PRINCETON, N.J. (AP) — Five months after his remarkable life ended in a crash on a New Jersey highway, Princeton University is paying tribute to John Nash, the Nobel Prize-winning mathematician remembered by colleagues for his brilliance and by millions for the Hollywood movie about him.
The Ivy League school will hold a day of academic panels and remembrance events on Saturday to honor John Nash, whose struggle with schizophrenia was chronicled in 2001's "A Beautiful Mind." Nash and his wife, Alicia, were killed in a taxi crash on the New Jersey Turnpike in late May.
The couple were returning home from Oslo, Norway, where John Nash had received the 2015 Abel Prize from the Norwegian Academy of Science and Letters, one of the most prestigious honors in mathematics. The prize recognized his seminal work in partial differential equations, which are used to describe the basic laws of scientific phenomena.
"In terms of brilliance, he was no regular guy. His impact with just a few papers is something special," said Peter Sarnak, the Eugene Higgins Professor of Mathematics at Princeton. "That he died on his way back from a ceremony where he received one of the biggest prizes in mathematics, that was tragic. But it was good to see mathematicians recognize him, because my feeling is he wasn't appreciated the way he should have been. For his fellow mathematicians, the Abel Prize was a long-overdue acknowledgment of his contributions to mathematics."
Among the day's feature events is a public lecture by Sylvia Nasar, who wrote the biography on which the movie starring Russell Crowe as Nash was based. Nash's relatives and colleagues will also gather at the University Chapel for a public event to honor Nash's life and his long connection to the school.
Nash had a long connection with the university, receiving his doctorate in mathematics from Princeton in 1950 after he got his graduate and bachelor's degrees from the Carnegie Institute of Technology (now Carnegie Mellon University) in 1948. The 1994 Nobel Prize winner in economics, Nash had held the position of senior research mathematician at Princeton since 1995 and was renowned for his work in game theory.
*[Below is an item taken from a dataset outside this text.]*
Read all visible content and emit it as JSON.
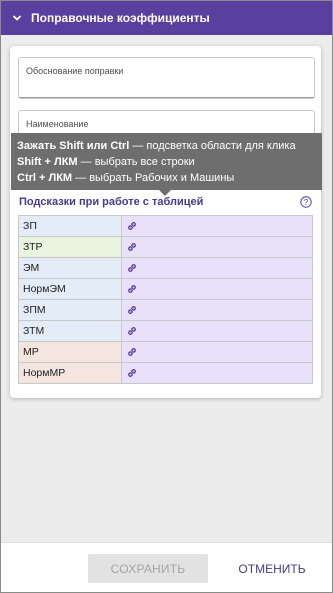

Sarnak described Nash as "a very nice guy who would come to lectures and seminars and ask interesting questions. He could also talk about anything at parties."
Joseph Kohn, a professor emeritus of mathematics at Princeton, said staffers there were very supportive of Nash.
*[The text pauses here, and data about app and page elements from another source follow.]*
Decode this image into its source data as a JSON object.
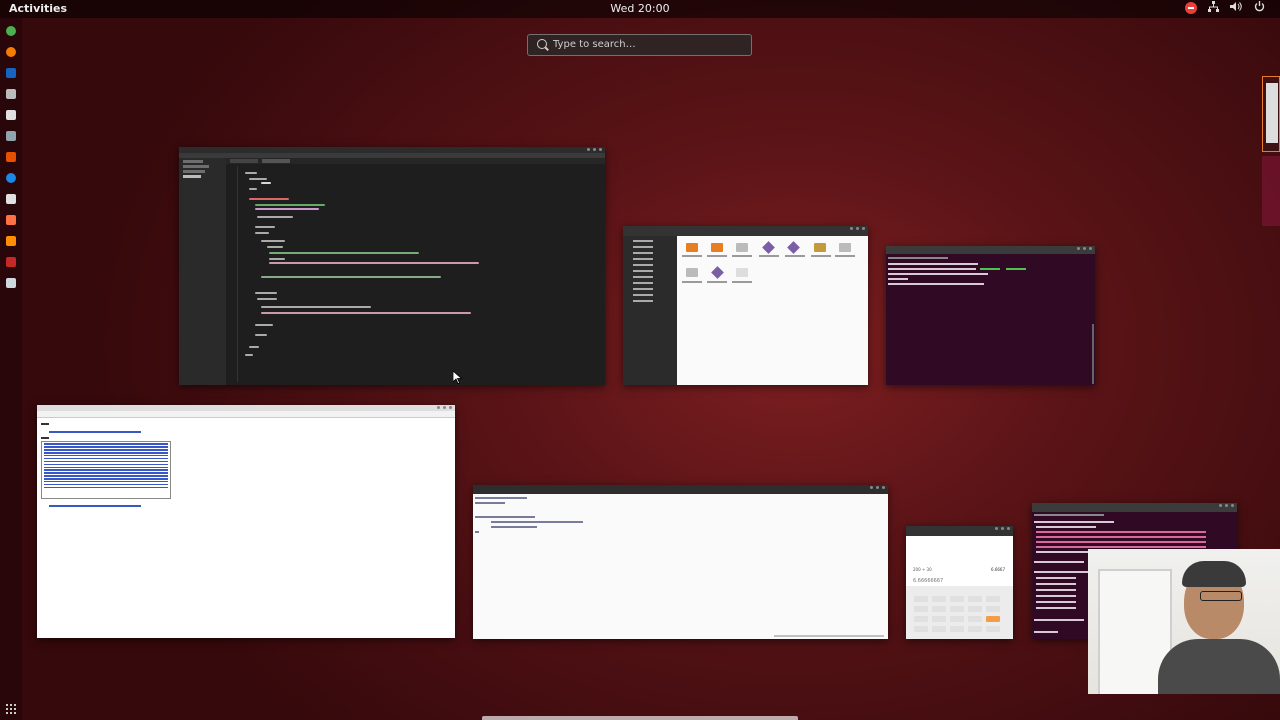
{
  "topbar": {
    "activities_label": "Activities",
    "clock": "Wed 20:00",
    "tray_icons": [
      "notification-blocked-icon",
      "network-icon",
      "volume-icon",
      "power-icon"
    ]
  },
  "search": {
    "placeholder": "Type to search…"
  },
  "dock": {
    "items": [
      "chrome-icon",
      "firefox-icon",
      "terminal-icon",
      "files-icon",
      "text-editor-icon",
      "sublime-icon",
      "settings-icon",
      "help-icon",
      "software-icon",
      "ubuntu-software-icon",
      "calculator-icon",
      "sublime-text-icon",
      "mysql-workbench-icon",
      "app-icon"
    ],
    "show_apps_icon": "show-applications-icon"
  },
  "windows": [
    {
      "id": "sublime",
      "app": "Sublime Text"
    },
    {
      "id": "files",
      "app": "Files"
    },
    {
      "id": "terminal-1",
      "app": "Terminal"
    },
    {
      "id": "browser",
      "app": "Web Browser"
    },
    {
      "id": "editor",
      "app": "SQL Editor"
    },
    {
      "id": "calculator",
      "app": "Calculator"
    },
    {
      "id": "terminal-2",
      "app": "Terminal"
    }
  ],
  "calculator": {
    "expression": "200 ÷ 30",
    "result_top": "6.6667",
    "result": "6.66666667"
  },
  "colors": {
    "accent": "#e77d2b",
    "terminal_bg": "#300a24",
    "notification_red": "#e9413a",
    "terminal_green": "#4ec24e"
  }
}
Kohn said Nash "seemed to get a boost" from winning the Nobel Prize, adding it was inspiring to work with him because of his many accomplishments in mathematics. But Kohn said Nash's impact was not just limited to his field, noting that his work in analyzing financial markets continues to benefit society.
He also believes Nash's legacy and the appreciation for his work will grow in coming years as people become more aware of the "fantastic work" he was doing and start to understand the ideas behind them.
"People owe him a tremendous amount, whether they know it or not," Kohn said.